4. Liolios K, Tavernarakis N, Hugenholtz P, Kyrpides NC. The Genomes On Line Database (GOLD) v.2: a monitor of genome projects worldwide. Nucleic Acids Res. 2006;34:D332–D334. [PMC free article] [PubMed]
5. Ashburner M, Ball CA, Blake JA, Botstein D, Butler H, Cherry JM, Davis AP, Dolinski K, Dwight SS, Eppig JT, et al. Gene ontology: tool for the unification of biology. The Gene Ontology Consortium. Nat. Genet. 2000;25:25–29. [PMC free article] [PubMed]
6. Sprague J, Bayraktaroglu L, Clements D, Conlin T, Fashena D, Frazer K, Haendel M, Howe DG, Mani P, Ramachandran S, et al. The Zebrafish Information Network: the zebrafish model organism database. Nucleic Acids Res. 2006;34:D581–D585. [PMC free article] [PubMed]
7. Lewis SE. Gene ontology: looking backwards and forwards. Genome Biol. 2005;6:103. [PMC free article] [PubMed]
8. Camon E, Magrane M, Barrell D, Lee V, Dimmer E, Maslen J, Binns D, Harte N, Lopez R, Apweiler R. The Gene Ontology Annotation (GOA) Database: sharing knowledge in Uniprot with Gene Ontology. Nucleic Acids Res. 2004;32:D262–D266. [PMC free article] [PubMed]
9. Biswas M, O’Rourke JF, Camon E, Fraser G, Kanapin A, Karavidopoulou Y, Kersey P, Kriventseva E, Mittard V, Mulder N, et al. Applications of InterPro in protein annotation and genome analysis.

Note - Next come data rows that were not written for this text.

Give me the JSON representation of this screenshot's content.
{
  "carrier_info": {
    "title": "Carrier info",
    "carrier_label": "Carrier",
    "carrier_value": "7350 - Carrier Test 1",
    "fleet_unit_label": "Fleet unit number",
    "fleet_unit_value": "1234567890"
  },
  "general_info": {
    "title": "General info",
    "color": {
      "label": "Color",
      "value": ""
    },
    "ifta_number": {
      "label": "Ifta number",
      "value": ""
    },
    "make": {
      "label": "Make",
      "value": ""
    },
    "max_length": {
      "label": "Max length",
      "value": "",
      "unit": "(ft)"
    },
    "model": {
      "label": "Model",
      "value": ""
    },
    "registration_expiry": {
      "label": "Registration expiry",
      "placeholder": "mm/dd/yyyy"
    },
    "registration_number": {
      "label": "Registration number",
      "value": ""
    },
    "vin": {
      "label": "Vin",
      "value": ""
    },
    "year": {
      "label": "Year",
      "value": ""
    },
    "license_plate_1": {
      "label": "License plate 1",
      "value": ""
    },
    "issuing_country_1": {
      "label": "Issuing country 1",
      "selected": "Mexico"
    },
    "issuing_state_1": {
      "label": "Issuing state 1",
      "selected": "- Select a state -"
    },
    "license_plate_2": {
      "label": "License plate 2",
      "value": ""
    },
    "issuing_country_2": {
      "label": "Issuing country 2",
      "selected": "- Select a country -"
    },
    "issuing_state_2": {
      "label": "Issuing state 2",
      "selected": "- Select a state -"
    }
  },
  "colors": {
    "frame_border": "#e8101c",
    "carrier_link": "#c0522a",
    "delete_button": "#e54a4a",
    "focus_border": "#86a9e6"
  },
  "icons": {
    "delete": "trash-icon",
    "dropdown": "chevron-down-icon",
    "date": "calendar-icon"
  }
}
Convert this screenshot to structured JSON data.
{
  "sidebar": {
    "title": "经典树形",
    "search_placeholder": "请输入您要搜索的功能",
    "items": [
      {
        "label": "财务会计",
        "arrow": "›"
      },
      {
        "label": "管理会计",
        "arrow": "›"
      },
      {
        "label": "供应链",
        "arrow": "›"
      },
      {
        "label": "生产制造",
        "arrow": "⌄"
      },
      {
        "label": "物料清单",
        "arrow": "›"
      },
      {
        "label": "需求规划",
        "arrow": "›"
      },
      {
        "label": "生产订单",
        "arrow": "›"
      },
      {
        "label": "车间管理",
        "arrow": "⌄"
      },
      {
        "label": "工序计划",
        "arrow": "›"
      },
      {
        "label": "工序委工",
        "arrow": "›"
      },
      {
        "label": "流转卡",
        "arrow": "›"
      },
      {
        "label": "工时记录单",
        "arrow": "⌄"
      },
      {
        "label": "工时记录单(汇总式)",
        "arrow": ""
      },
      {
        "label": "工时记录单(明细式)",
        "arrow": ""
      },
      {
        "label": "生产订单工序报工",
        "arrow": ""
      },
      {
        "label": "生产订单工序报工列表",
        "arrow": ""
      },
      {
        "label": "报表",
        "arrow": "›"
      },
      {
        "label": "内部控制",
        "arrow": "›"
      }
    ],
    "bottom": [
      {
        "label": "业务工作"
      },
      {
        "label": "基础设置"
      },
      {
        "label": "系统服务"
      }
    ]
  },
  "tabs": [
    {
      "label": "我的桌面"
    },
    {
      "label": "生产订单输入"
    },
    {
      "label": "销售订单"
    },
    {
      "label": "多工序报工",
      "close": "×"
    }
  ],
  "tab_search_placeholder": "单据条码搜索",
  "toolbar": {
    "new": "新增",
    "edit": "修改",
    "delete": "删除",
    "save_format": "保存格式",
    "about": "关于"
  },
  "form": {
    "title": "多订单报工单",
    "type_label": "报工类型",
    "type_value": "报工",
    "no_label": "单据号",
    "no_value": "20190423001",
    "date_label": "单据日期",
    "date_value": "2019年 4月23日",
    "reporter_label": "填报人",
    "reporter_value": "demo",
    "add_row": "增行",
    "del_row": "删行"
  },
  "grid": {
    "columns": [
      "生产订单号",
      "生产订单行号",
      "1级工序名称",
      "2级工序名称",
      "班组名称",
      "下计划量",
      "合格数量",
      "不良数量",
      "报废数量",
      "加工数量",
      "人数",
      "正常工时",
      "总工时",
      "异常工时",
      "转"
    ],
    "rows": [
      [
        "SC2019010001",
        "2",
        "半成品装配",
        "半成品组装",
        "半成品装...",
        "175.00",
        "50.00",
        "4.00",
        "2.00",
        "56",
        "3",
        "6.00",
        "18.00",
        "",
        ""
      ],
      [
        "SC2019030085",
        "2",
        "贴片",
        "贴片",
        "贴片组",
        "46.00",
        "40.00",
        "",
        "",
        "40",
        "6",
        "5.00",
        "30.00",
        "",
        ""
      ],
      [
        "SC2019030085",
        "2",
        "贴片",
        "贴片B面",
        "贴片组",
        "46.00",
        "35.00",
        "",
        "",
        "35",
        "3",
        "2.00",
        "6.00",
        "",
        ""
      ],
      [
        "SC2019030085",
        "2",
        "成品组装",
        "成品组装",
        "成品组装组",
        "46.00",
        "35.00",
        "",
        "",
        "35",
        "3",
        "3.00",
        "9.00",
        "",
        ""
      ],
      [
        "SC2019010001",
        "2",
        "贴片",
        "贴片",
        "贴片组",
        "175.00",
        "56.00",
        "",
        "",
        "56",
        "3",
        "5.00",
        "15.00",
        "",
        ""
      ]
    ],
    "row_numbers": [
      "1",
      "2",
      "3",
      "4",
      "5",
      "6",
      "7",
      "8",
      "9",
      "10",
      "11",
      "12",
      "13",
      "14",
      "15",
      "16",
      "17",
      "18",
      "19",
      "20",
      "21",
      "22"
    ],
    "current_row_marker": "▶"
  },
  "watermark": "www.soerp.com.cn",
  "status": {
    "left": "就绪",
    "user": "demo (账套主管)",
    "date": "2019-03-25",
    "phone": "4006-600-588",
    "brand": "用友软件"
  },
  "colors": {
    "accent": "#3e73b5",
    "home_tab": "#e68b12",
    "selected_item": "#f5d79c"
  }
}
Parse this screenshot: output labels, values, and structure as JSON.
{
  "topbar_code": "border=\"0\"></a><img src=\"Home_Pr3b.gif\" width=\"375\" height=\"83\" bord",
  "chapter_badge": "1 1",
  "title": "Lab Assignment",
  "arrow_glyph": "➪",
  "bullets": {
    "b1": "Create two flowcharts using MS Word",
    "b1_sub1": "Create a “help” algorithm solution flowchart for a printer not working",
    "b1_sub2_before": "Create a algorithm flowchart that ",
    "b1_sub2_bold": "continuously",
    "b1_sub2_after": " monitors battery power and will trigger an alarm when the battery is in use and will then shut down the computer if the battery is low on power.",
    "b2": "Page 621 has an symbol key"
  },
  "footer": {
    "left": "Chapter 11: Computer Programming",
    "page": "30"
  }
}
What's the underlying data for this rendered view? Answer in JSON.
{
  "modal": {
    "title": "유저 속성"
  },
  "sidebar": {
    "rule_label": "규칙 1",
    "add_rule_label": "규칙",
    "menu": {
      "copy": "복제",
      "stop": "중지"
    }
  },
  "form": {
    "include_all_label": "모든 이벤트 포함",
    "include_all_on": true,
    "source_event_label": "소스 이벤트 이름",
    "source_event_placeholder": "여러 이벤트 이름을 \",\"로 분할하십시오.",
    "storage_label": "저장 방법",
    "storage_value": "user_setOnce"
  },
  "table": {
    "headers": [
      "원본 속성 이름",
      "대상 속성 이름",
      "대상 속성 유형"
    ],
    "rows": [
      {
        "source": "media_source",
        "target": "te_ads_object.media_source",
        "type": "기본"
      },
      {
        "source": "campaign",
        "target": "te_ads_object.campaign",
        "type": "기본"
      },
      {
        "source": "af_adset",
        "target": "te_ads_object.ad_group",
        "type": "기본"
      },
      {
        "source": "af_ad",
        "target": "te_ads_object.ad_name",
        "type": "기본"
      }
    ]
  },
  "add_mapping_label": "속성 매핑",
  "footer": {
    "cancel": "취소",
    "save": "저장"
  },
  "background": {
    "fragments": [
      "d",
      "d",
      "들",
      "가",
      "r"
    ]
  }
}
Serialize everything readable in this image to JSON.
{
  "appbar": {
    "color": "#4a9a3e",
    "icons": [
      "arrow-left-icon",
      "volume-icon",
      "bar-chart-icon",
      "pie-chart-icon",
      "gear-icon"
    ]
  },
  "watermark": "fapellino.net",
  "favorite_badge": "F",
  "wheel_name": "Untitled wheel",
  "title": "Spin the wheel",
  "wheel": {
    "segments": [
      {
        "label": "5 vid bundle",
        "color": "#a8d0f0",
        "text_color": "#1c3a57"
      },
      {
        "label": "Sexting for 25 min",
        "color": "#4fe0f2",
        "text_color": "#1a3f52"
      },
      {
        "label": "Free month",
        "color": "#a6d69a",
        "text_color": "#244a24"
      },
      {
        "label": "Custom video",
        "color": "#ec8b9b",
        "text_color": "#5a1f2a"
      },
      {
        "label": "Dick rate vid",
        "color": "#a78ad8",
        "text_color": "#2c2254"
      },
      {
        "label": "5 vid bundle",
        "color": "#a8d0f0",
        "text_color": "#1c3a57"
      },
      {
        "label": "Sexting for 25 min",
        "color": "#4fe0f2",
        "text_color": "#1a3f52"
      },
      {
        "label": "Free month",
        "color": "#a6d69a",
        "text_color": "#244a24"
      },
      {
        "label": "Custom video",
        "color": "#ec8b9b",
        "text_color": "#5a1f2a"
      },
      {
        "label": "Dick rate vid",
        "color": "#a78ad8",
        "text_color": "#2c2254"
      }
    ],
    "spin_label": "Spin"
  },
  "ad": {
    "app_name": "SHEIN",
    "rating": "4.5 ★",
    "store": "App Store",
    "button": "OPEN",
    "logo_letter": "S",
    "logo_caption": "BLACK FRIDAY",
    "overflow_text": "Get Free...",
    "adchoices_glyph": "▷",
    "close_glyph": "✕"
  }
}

Brief. Bioinform. 2002;3:285–295. [PubMed]
10. Alterovitz G, Xiang M, Mohan M, Ramoni MF. GO PaD: the Gene Ontology Partition Database. Nucleic Acids Res. 2007;35:D322–D327. [PMC free article] [PubMed]
11. McCarthy FM, Bridges SM, Wang N, Magee GB, Williams WP, Luthe DS, Burgess SC. AgBase: a unified resource for functional analysis in agriculture. Nucleic Acids Res. 2006;35:D599–D603. [PMC free article] [PubMed]
12. Lu Z, Cohen KB, Hunter L. Finding GeneRIFs via gene ontology annotations. Pac. Symp. Biocomput. 2006:52–63. [PMC free article] [PubMed]
13. Doms A, Schroeder M. GoPubMed: exploring PubMed with the Gene Ontology. Nucleic Acids Res. 2005;33:W783–W786. [PMC free article] [PubMed]

Articles from Nucleic Acids Research are provided here courtesy of Oxford University Press
PubReader format: click here to try


Save items

Related citations in PubMed

See reviews...See all...

Cited by other articles in PMC

See all...


  • MedGen
    Related information in MedGen
  • Protein
    Protein translation features of primary database (GenBank) nucleotide records reported in the current articles as well as Reference Sequences (RefSeqs) that include the articles as references.
  • PubMed
    PubMed citations for these articles
  • Substance
    PubChem chemical substance records that cite the current articles. These references are taken from those provided on submitted PubChem chemical substance records.

Recent Activity

Your browsing activity is empty.

Activity recording is turned off.

Turn recording back on

See more...